  6. You should get the VAT back on eligible materials on a new build so it doesn’t make much difference in the end, although it means that you have to shell out less VAT up front. It should be a good thing for materials that are not eligible for VAT reclaim or if you are renovating rather than doing a self build. Assuming that the retailers don’t adjust the core price to suit. When I did my self build I ended up paying 3 different VAT rates; 15%, 17.5% and 20%. Some retailers left their gross prices the same regardless of that however. I think Ikea may have done from memory.
  7. If you have CIL in your area don’t do a thing on site until you have fully understood the rules.
  8. Great news! It’s been a long time coming!
  9. The evidence I quoted above is the type of evidence HMRC may ask the builder to supply. Utility bills aren’t evidence of anything. You could have PV or a generator for one thing. If you or anyone else is on the electoral roll there then it will be challenging. You can update this here https://www.gov.uk/register-to-vote You should also formally write to the council to say that the property is empty. Ultimately however it will be down to what the builder will accept as evidence and whether HMRC are happy with that evidence.
  10. Yes, this. And if HMRC aren’t happy with the evidence supplied the builder will be liable for the additional VAT and may come after the customer for the additional money.
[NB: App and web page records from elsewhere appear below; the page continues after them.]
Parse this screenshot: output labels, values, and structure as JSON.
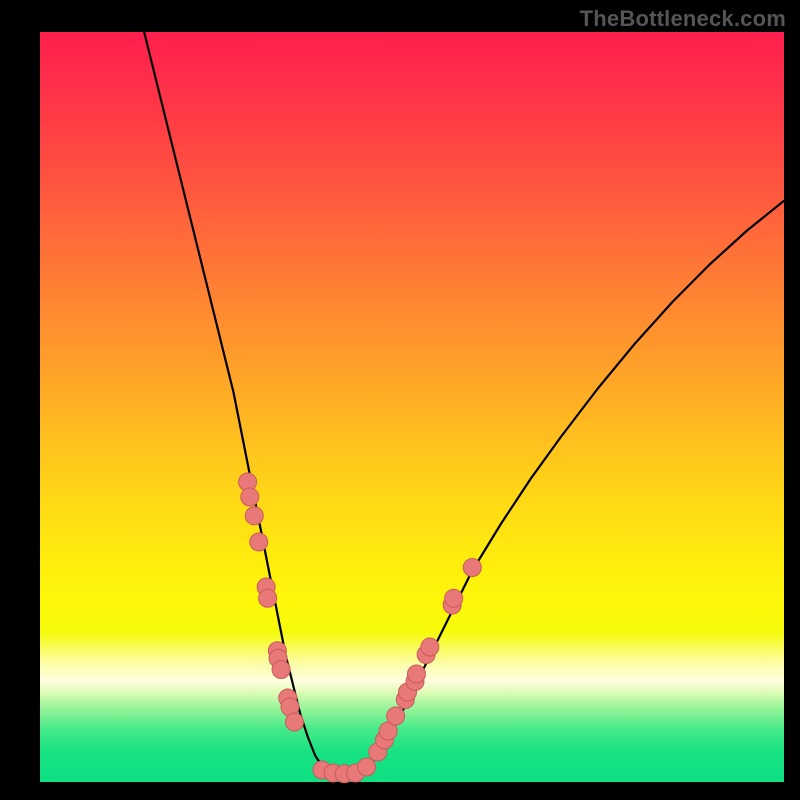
{
  "watermark": "TheBottleneck.com",
  "colors": {
    "curve": "#000000",
    "dot_fill": "#e97878",
    "dot_stroke": "#c95b5b",
    "band_top": "#ff1f4e",
    "band_mid": "#ffd716",
    "band_bottom": "#0ee083",
    "page_bg": "#000000"
  },
  "chart_data": {
    "type": "line",
    "title": "",
    "xlabel": "",
    "ylabel": "",
    "xlim": [
      0,
      100
    ],
    "ylim": [
      0,
      100
    ],
    "grid": false,
    "series": [
      {
        "name": "bottleneck-curve",
        "x": [
          14,
          16,
          18,
          20,
          22,
          24,
          26,
          27,
          28,
          29,
          30,
          31,
          32,
          33,
          34,
          35,
          36,
          37,
          38,
          39,
          40,
          41,
          42,
          43,
          44,
          45,
          46,
          48,
          50,
          52,
          55,
          58,
          62,
          66,
          70,
          75,
          80,
          85,
          90,
          95,
          100
        ],
        "y": [
          100,
          92,
          84,
          76,
          68,
          60,
          52,
          47,
          42,
          37,
          32,
          27,
          22,
          17,
          13,
          9,
          6,
          3.5,
          2,
          1.2,
          1,
          1,
          1.2,
          1.6,
          2.1,
          3.2,
          4.6,
          8,
          12,
          16,
          22,
          28,
          34.5,
          40.5,
          46,
          52.5,
          58.5,
          64,
          69,
          73.5,
          77.5
        ]
      }
    ],
    "markers": [
      {
        "series": "left-branch",
        "x": 27.9,
        "y": 40.0
      },
      {
        "series": "left-branch",
        "x": 28.2,
        "y": 38.0
      },
      {
        "series": "left-branch",
        "x": 28.8,
        "y": 35.5
      },
      {
        "series": "left-branch",
        "x": 29.4,
        "y": 32.0
      },
      {
        "series": "left-branch",
        "x": 30.4,
        "y": 26.0
      },
      {
        "series": "left-branch",
        "x": 30.6,
        "y": 24.5
      },
      {
        "series": "left-branch",
        "x": 31.9,
        "y": 17.5
      },
      {
        "series": "left-branch",
        "x": 32.0,
        "y": 16.5
      },
      {
        "series": "left-branch",
        "x": 32.4,
        "y": 15.0
      },
      {
        "series": "left-branch",
        "x": 33.3,
        "y": 11.2
      },
      {
        "series": "left-branch",
        "x": 33.6,
        "y": 10.0
      },
      {
        "series": "left-branch",
        "x": 34.2,
        "y": 8.0
      },
      {
        "series": "valley",
        "x": 37.9,
        "y": 1.6
      },
      {
        "series": "valley",
        "x": 39.4,
        "y": 1.2
      },
      {
        "series": "valley",
        "x": 40.9,
        "y": 1.1
      },
      {
        "series": "valley",
        "x": 42.4,
        "y": 1.2
      },
      {
        "series": "valley",
        "x": 43.9,
        "y": 2.0
      },
      {
        "series": "right-branch",
        "x": 45.4,
        "y": 4.0
      },
      {
        "series": "right-branch",
        "x": 46.3,
        "y": 5.6
      },
      {
        "series": "right-branch",
        "x": 46.8,
        "y": 6.8
      },
      {
        "series": "right-branch",
        "x": 47.8,
        "y": 8.8
      },
      {
        "series": "right-branch",
        "x": 49.1,
        "y": 11.0
      },
      {
        "series": "right-branch",
        "x": 49.4,
        "y": 12.0
      },
      {
        "series": "right-branch",
        "x": 50.4,
        "y": 13.4
      },
      {
        "series": "right-branch",
        "x": 50.6,
        "y": 14.4
      },
      {
        "series": "right-branch",
        "x": 51.9,
        "y": 17.0
      },
      {
        "series": "right-branch",
        "x": 52.4,
        "y": 18.0
      },
      {
        "series": "right-branch",
        "x": 55.4,
        "y": 23.6
      },
      {
        "series": "right-branch",
        "x": 55.6,
        "y": 24.5
      },
      {
        "series": "right-branch",
        "x": 58.1,
        "y": 28.6
      }
    ],
    "annotations": []
  }
}
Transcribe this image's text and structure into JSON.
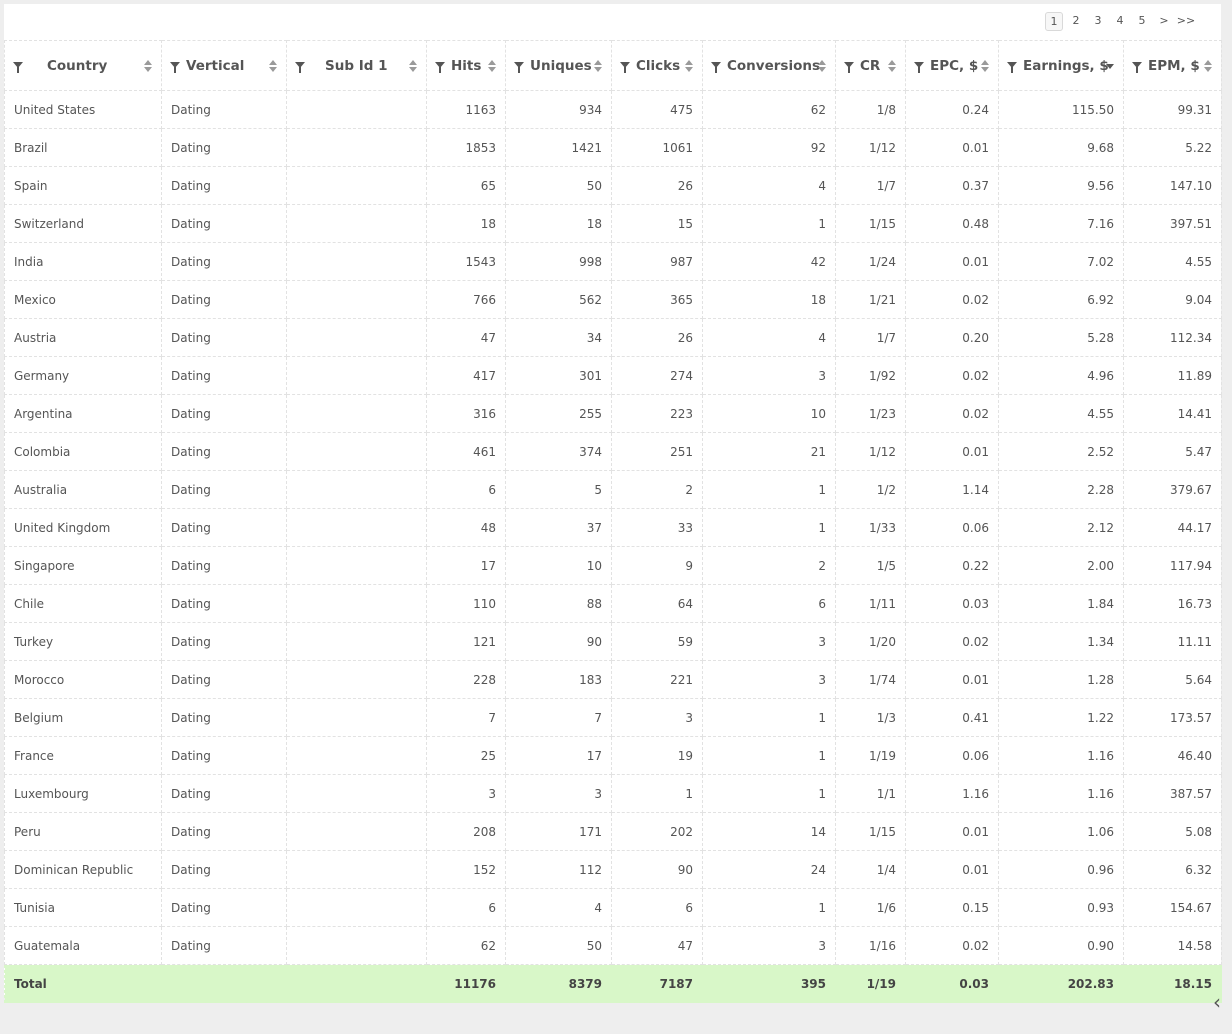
{
  "pagination": {
    "pages": [
      "1",
      "2",
      "3",
      "4",
      "5"
    ],
    "active": "1",
    "next_label": ">",
    "last_label": ">>"
  },
  "columns": [
    {
      "key": "country",
      "label": "Country"
    },
    {
      "key": "vertical",
      "label": "Vertical"
    },
    {
      "key": "subid",
      "label": "Sub Id 1"
    },
    {
      "key": "hits",
      "label": "Hits"
    },
    {
      "key": "uniques",
      "label": "Uniques"
    },
    {
      "key": "clicks",
      "label": "Clicks"
    },
    {
      "key": "conversions",
      "label": "Conversions"
    },
    {
      "key": "cr",
      "label": "CR"
    },
    {
      "key": "epc",
      "label": "EPC, $"
    },
    {
      "key": "earnings",
      "label": "Earnings, $"
    },
    {
      "key": "epm",
      "label": "EPM, $"
    }
  ],
  "sorted_column": "earnings",
  "sort_direction": "desc",
  "rows": [
    [
      "United States",
      "Dating",
      "",
      "1163",
      "934",
      "475",
      "62",
      "1/8",
      "0.24",
      "115.50",
      "99.31"
    ],
    [
      "Brazil",
      "Dating",
      "",
      "1853",
      "1421",
      "1061",
      "92",
      "1/12",
      "0.01",
      "9.68",
      "5.22"
    ],
    [
      "Spain",
      "Dating",
      "",
      "65",
      "50",
      "26",
      "4",
      "1/7",
      "0.37",
      "9.56",
      "147.10"
    ],
    [
      "Switzerland",
      "Dating",
      "",
      "18",
      "18",
      "15",
      "1",
      "1/15",
      "0.48",
      "7.16",
      "397.51"
    ],
    [
      "India",
      "Dating",
      "",
      "1543",
      "998",
      "987",
      "42",
      "1/24",
      "0.01",
      "7.02",
      "4.55"
    ],
    [
      "Mexico",
      "Dating",
      "",
      "766",
      "562",
      "365",
      "18",
      "1/21",
      "0.02",
      "6.92",
      "9.04"
    ],
    [
      "Austria",
      "Dating",
      "",
      "47",
      "34",
      "26",
      "4",
      "1/7",
      "0.20",
      "5.28",
      "112.34"
    ],
    [
      "Germany",
      "Dating",
      "",
      "417",
      "301",
      "274",
      "3",
      "1/92",
      "0.02",
      "4.96",
      "11.89"
    ],
    [
      "Argentina",
      "Dating",
      "",
      "316",
      "255",
      "223",
      "10",
      "1/23",
      "0.02",
      "4.55",
      "14.41"
    ],
    [
      "Colombia",
      "Dating",
      "",
      "461",
      "374",
      "251",
      "21",
      "1/12",
      "0.01",
      "2.52",
      "5.47"
    ],
    [
      "Australia",
      "Dating",
      "",
      "6",
      "5",
      "2",
      "1",
      "1/2",
      "1.14",
      "2.28",
      "379.67"
    ],
    [
      "United Kingdom",
      "Dating",
      "",
      "48",
      "37",
      "33",
      "1",
      "1/33",
      "0.06",
      "2.12",
      "44.17"
    ],
    [
      "Singapore",
      "Dating",
      "",
      "17",
      "10",
      "9",
      "2",
      "1/5",
      "0.22",
      "2.00",
      "117.94"
    ],
    [
      "Chile",
      "Dating",
      "",
      "110",
      "88",
      "64",
      "6",
      "1/11",
      "0.03",
      "1.84",
      "16.73"
    ],
    [
      "Turkey",
      "Dating",
      "",
      "121",
      "90",
      "59",
      "3",
      "1/20",
      "0.02",
      "1.34",
      "11.11"
    ],
    [
      "Morocco",
      "Dating",
      "",
      "228",
      "183",
      "221",
      "3",
      "1/74",
      "0.01",
      "1.28",
      "5.64"
    ],
    [
      "Belgium",
      "Dating",
      "",
      "7",
      "7",
      "3",
      "1",
      "1/3",
      "0.41",
      "1.22",
      "173.57"
    ],
    [
      "France",
      "Dating",
      "",
      "25",
      "17",
      "19",
      "1",
      "1/19",
      "0.06",
      "1.16",
      "46.40"
    ],
    [
      "Luxembourg",
      "Dating",
      "",
      "3",
      "3",
      "1",
      "1",
      "1/1",
      "1.16",
      "1.16",
      "387.57"
    ],
    [
      "Peru",
      "Dating",
      "",
      "208",
      "171",
      "202",
      "14",
      "1/15",
      "0.01",
      "1.06",
      "5.08"
    ],
    [
      "Dominican Republic",
      "Dating",
      "",
      "152",
      "112",
      "90",
      "24",
      "1/4",
      "0.01",
      "0.96",
      "6.32"
    ],
    [
      "Tunisia",
      "Dating",
      "",
      "6",
      "4",
      "6",
      "1",
      "1/6",
      "0.15",
      "0.93",
      "154.67"
    ],
    [
      "Guatemala",
      "Dating",
      "",
      "62",
      "50",
      "47",
      "3",
      "1/16",
      "0.02",
      "0.90",
      "14.58"
    ]
  ],
  "total": [
    "Total",
    "",
    "",
    "11176",
    "8379",
    "7187",
    "395",
    "1/19",
    "0.03",
    "202.83",
    "18.15"
  ],
  "icons": {
    "filter": "filter-icon",
    "sort": "sort-icon",
    "collapse": "chevron-left-icon"
  },
  "colors": {
    "total_row_bg": "#d8f7c8",
    "page_bg": "#eeeeee"
  }
}
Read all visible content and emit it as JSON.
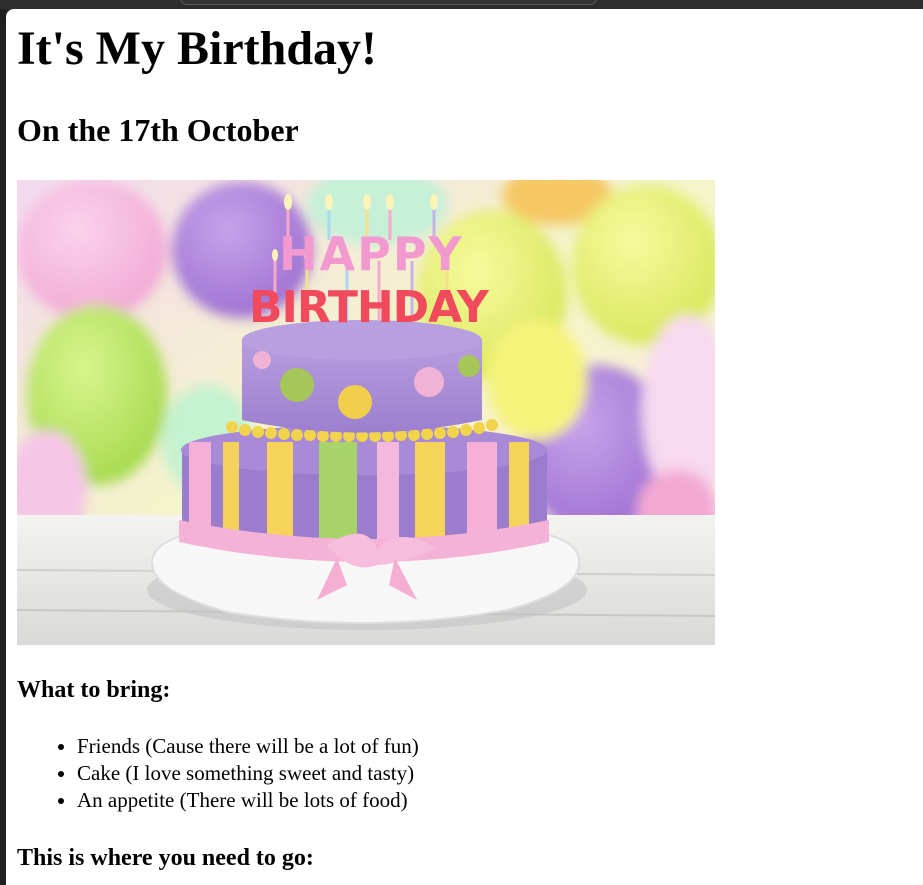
{
  "page": {
    "title": "It's My Birthday!",
    "subtitle": "On the 17th October",
    "bring_heading": "What to bring:",
    "bring_items": [
      "Friends (Cause there will be a lot of fun)",
      "Cake (I love something sweet and tasty)",
      "An appetite (There will be lots of food)"
    ],
    "location_heading": "This is where you need to go:"
  },
  "image": {
    "name": "birthday-cake-photo",
    "cake_letters_top": "HAPPY",
    "cake_letters_bottom": "BIRTHDAY"
  },
  "colors": {
    "page_background": "#ffffff",
    "text": "#000000",
    "browser_chrome": "#2d2d2d"
  }
}
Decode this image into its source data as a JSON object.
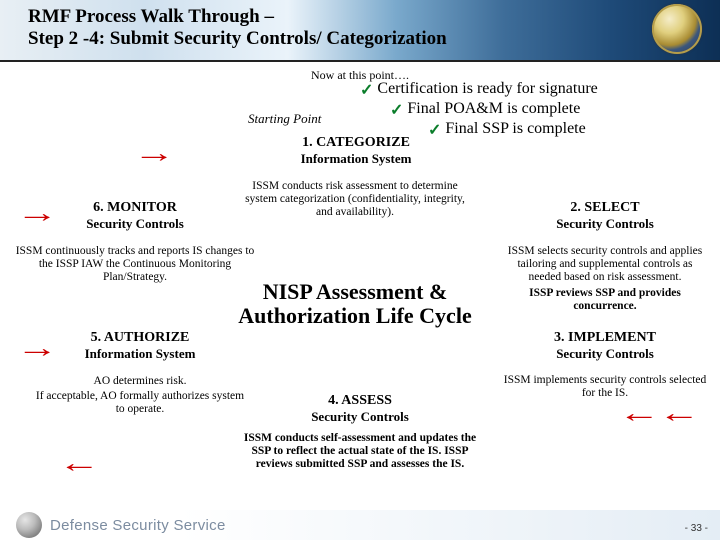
{
  "header": {
    "title_line1": "RMF Process Walk Through –",
    "title_line2": "Step 2 -4:  Submit Security Controls/ Categorization"
  },
  "intro": "Now at this point….",
  "bullets": {
    "b1": "Certification is ready for signature",
    "b2": "Final POA&M is complete",
    "b3": "Final SSP is complete"
  },
  "starting_point": "Starting Point",
  "center_title": "NISP Assessment & Authorization Life Cycle",
  "steps": {
    "s1": {
      "hd": "1. CATEGORIZE",
      "sub": "Information System",
      "desc": "ISSM conducts risk assessment to determine system categorization (confidentiality, integrity, and availability)."
    },
    "s2": {
      "hd": "2. SELECT",
      "sub": "Security Controls",
      "desc": "ISSM selects security controls and applies tailoring and supplemental controls as needed based on risk assessment.",
      "desc2": "ISSP reviews SSP and provides concurrence."
    },
    "s3": {
      "hd": "3. IMPLEMENT",
      "sub": "Security Controls",
      "desc": "ISSM implements security controls selected for the IS."
    },
    "s4": {
      "hd": "4. ASSESS",
      "sub": "Security Controls",
      "desc": "ISSM conducts self-assessment and updates the SSP to reflect the actual state of the IS. ISSP reviews submitted SSP and assesses the IS."
    },
    "s5": {
      "hd": "5. AUTHORIZE",
      "sub": "Information System",
      "desc": "AO determines risk.",
      "desc2": "If acceptable, AO formally authorizes system to operate."
    },
    "s6": {
      "hd": "6. MONITOR",
      "sub": "Security Controls",
      "desc": "ISSM continuously tracks and reports IS changes to the ISSP IAW the Continuous Monitoring Plan/Strategy."
    }
  },
  "footer": {
    "text": "Defense Security Service",
    "page": "- 33 -"
  }
}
  11. You have to prove that the property has been empty for 2 years immediately before you start the work. The proof needed needed will be documents such as Electoral Roll and Council Tax records, utility bills, notification from the Empty Property Officer in local authorities etc. This will be provided by you to the VAT registered builder who will reduce labour and supply & fit arrangements to 5% VAT. I doubt that anyone will even connect the SE report to the physical work and there would be nothing to stop anyone from getting surveys before deciding whether to move ahead with a renovation or not anyway. As long as you have solid documentation to prove that the property has been empty and the builder is happy with it I can’t see that a builder will have an issue with charging reduced VAT. It is they who have to show the evidence to HMRC, not you.
  12. I was worried about that too as I had a few but HMRC paid out on them.
  13. Yes but only up to 30k and most timber frame arrangements will be over the limit. You can’t claim against stage payments either, it’s the full cost of the order that is important. I paid a deposit, then stage payments in advance of each delivery. I was still putting that money at risk clearly but check out the trading history of said company, their turnover, director history etc. The company I dealt with are still trading 10 years on. You could look at an Escrow agreement potentially but that might be difficult / not cost effective.
  14. Looks great. I hope you’re not having to live in that small tent 😉.
  15. Why do you have a cost for scaffolding listed on an invoice then? Surely the builder wouldn’t need to mention it separately if he owns it anyway?